Kate Winslet Is Joining L'Oréal Paris' A-List 'Sisterhood' as Its New Global Ambassador
The Academy Award-winning actress wants to use her platform to inspire other women to feel "worth it"
Kate Winslet just landed an exciting new beauty deal.
The Academy Award-winning actress, 45, was named L'Oréal Paris' new Global Ambassador, and intends to use her star power to uplift women.
"It's taken work to get to a place where I make no apology for who I am, where I accept my flaws. I'm delighted to join the L'Oréal Paris sisterhood to say: it takes courage and strength to believe that you are worth it," Winslet said in a press release.
The actress admitted that "sometimes, you may not feel worth it at all." But she's hoping that through her new L'Oréal Paris campaign, dropping later in June, she will remind people "that is what makes us all human."
"We all have moments like that," Winslet said. "But, the more you say these words and believe in everything that you truly are, and however you identify, then with time and belief in yourself, you too will feel worth it."
Winslet's joining a crew of other A-list L'Oréal Paris ambassadors, including Viola Davis, Eva Longoria, Helen Mirren, Elle Fanning, Aja Naomi King and Camila Cabello.
The actress told Allure that while staying at home amid the pandemic she started to notice some signs of aging, but decided to give herself grace and embrace the changes. "I've noticed my face and how it's changing a little bit more in the last year because there's just been more time with yourself to look at those things," Winslet told the outlet.
She continued: "What I've found is that — to my relief — I'm just going easy on myself. I'm at an age now where things are changing all the time."
Winslet took on that same mindset to realistically portray her character in HBO's Mare of Easttown, and even pushed back when she looked too retouched in an early promo posters and cuts of the new limited series.
"Listen, I hope that in playing Mare [Sheehan] as a middle-aged woman — I will be 46 in October — I guess that's why people have connected with this character in the way that they have done because there are clearly no filters," she told the New York Times in an interview published on Monday. "She's a fully functioning, flawed woman with a body and a face that moves in a way that is synonymous with her age and her life and where she comes from. I think we're starved of that a bit."

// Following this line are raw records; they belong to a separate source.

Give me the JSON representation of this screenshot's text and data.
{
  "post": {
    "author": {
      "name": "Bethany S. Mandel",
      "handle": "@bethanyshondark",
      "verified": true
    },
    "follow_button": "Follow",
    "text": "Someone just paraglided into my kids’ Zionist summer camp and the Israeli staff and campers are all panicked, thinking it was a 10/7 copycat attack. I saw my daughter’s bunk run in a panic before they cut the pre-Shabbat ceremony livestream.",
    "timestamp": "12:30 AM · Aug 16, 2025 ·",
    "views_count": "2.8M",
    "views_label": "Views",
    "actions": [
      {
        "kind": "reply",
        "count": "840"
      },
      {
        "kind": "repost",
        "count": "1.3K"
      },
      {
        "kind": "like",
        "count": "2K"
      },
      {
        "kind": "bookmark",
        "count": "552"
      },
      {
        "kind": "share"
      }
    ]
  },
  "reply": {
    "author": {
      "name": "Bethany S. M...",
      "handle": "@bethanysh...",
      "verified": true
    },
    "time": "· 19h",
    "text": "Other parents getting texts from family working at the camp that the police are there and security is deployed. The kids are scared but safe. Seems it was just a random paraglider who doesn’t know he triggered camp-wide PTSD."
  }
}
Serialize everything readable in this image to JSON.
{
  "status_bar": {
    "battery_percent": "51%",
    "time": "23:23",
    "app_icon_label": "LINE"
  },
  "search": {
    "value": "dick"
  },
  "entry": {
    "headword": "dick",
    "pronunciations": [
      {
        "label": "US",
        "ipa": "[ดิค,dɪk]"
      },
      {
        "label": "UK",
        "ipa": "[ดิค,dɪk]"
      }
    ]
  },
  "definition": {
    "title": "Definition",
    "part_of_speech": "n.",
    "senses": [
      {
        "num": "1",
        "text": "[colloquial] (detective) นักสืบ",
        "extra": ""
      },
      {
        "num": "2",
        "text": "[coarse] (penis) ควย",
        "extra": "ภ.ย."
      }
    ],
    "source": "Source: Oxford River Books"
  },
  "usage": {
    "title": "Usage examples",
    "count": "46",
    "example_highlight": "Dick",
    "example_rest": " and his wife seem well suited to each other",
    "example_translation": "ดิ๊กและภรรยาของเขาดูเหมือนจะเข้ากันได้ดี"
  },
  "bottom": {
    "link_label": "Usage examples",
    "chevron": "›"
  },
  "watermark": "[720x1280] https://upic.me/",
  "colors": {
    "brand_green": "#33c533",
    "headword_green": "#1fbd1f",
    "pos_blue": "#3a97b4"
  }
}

Winslet also sent back a retouched promo poster, telling the outlet she knows "how many lines I have by the side of my eye" and asked the designers to put them back in.